--- Prompt ---
Could you set down every record below exactly as it appears?

#### Listed entries

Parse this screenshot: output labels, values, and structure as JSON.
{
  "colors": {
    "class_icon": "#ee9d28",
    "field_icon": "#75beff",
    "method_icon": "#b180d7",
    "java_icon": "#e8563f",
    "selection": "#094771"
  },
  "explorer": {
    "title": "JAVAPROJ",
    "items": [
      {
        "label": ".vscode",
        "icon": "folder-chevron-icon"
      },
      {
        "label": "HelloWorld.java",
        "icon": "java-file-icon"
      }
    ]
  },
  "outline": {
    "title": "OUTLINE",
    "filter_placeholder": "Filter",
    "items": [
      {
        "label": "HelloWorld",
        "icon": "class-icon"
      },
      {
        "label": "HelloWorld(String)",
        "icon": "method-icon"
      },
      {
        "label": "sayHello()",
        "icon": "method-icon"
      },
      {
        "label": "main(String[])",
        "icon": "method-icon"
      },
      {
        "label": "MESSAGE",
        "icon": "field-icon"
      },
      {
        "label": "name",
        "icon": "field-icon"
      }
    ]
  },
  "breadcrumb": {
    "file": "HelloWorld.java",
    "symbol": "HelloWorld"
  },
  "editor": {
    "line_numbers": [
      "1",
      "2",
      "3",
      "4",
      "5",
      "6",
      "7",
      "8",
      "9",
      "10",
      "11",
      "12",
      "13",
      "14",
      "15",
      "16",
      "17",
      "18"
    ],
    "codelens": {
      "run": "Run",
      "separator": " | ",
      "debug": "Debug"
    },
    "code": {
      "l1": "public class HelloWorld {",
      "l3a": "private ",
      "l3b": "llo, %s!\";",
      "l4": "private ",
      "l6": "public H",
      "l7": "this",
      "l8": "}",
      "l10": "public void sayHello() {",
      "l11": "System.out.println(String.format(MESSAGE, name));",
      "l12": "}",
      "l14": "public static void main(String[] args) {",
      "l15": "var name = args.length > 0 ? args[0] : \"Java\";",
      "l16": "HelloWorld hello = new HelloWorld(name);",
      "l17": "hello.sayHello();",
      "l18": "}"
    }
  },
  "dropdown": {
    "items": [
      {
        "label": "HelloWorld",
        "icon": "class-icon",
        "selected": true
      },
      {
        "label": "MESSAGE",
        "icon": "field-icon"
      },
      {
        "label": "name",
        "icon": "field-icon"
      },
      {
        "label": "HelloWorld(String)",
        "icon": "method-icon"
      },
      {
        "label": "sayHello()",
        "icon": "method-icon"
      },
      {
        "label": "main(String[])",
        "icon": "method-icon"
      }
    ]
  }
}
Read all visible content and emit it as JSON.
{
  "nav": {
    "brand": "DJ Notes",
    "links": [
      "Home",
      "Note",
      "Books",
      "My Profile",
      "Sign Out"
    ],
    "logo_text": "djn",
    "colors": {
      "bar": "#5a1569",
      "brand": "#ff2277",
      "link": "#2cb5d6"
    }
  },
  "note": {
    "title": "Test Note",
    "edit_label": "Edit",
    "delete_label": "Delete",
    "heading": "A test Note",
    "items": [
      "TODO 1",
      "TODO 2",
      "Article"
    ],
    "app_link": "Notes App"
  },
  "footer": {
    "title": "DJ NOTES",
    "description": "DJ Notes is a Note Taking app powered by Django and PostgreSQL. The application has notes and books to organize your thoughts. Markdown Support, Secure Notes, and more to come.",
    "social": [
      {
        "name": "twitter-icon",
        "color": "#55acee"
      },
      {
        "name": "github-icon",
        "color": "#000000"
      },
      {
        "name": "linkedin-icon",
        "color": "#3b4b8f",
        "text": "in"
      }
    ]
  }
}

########

--- Response to this exercise ---
Parse this screenshot: output labels, values, and structure as JSON.
{
  "colors": {
    "class_icon": "#ee9d28",
    "field_icon": "#75beff",
    "method_icon": "#b180d7",
    "java_icon": "#e8563f",
    "selection": "#094771"
  },
  "explorer": {
    "title": "JAVAPROJ",
    "items": [
      {
        "label": ".vscode",
        "icon": "folder-chevron-icon"
      },
      {
        "label": "HelloWorld.java",
        "icon": "java-file-icon"
      }
    ]
  },
  "outline": {
    "title": "OUTLINE",
    "filter_placeholder": "Filter",
    "items": [
      {
        "label": "HelloWorld",
        "icon": "class-icon"
      },
      {
        "label": "HelloWorld(String)",
        "icon": "method-icon"
      },
      {
        "label": "sayHello()",
        "icon": "method-icon"
      },
      {
        "label": "main(String[])",
        "icon": "method-icon"
      },
      {
        "label": "MESSAGE",
        "icon": "field-icon"
      },
      {
        "label": "name",
        "icon": "field-icon"
      }
    ]
  },
  "breadcrumb": {
    "file": "HelloWorld.java",
    "symbol": "HelloWorld"
  },
  "editor": {
    "line_numbers": [
      "1",
      "2",
      "3",
      "4",
      "5",
      "6",
      "7",
      "8",
      "9",
      "10",
      "11",
      "12",
      "13",
      "14",
      "15",
      "16",
      "17",
      "18"
    ],
    "codelens": {
      "run": "Run",
      "separator": " | ",
      "debug": "Debug"
    },
    "code": {
      "l1": "public class HelloWorld {",
      "l3a": "private ",
      "l3b": "llo, %s!\";",
      "l4": "private ",
      "l6": "public H",
      "l7": "this",
      "l8": "}",
      "l10": "public void sayHello() {",
      "l11": "System.out.println(String.format(MESSAGE, name));",
      "l12": "}",
      "l14": "public static void main(String[] args) {",
      "l15": "var name = args.length > 0 ? args[0] : \"Java\";",
      "l16": "HelloWorld hello = new HelloWorld(name);",
      "l17": "hello.sayHello();",
      "l18": "}"
    }
  },
  "dropdown": {
    "items": [
      {
        "label": "HelloWorld",
        "icon": "class-icon",
        "selected": true
      },
      {
        "label": "MESSAGE",
        "icon": "field-icon"
      },
      {
        "label": "name",
        "icon": "field-icon"
      },
      {
        "label": "HelloWorld(String)",
        "icon": "method-icon"
      },
      {
        "label": "sayHello()",
        "icon": "method-icon"
      },
      {
        "label": "main(String[])",
        "icon": "method-icon"
      }
    ]
  }
}
Read all visible content and emit it as JSON.
{
  "nav": {
    "brand": "DJ Notes",
    "links": [
      "Home",
      "Note",
      "Books",
      "My Profile",
      "Sign Out"
    ],
    "logo_text": "djn",
    "colors": {
      "bar": "#5a1569",
      "brand": "#ff2277",
      "link": "#2cb5d6"
    }
  },
  "note": {
    "title": "Test Note",
    "edit_label": "Edit",
    "delete_label": "Delete",
    "heading": "A test Note",
    "items": [
      "TODO 1",
      "TODO 2",
      "Article"
    ],
    "app_link": "Notes App"
  },
  "footer": {
    "title": "DJ NOTES",
    "description": "DJ Notes is a Note Taking app powered by Django and PostgreSQL. The application has notes and books to organize your thoughts. Markdown Support, Secure Notes, and more to come.",
    "social": [
      {
        "name": "twitter-icon",
        "color": "#55acee"
      },
      {
        "name": "github-icon",
        "color": "#000000"
      },
      {
        "name": "linkedin-icon",
        "color": "#3b4b8f",
        "text": "in"
      }
    ]
  }
}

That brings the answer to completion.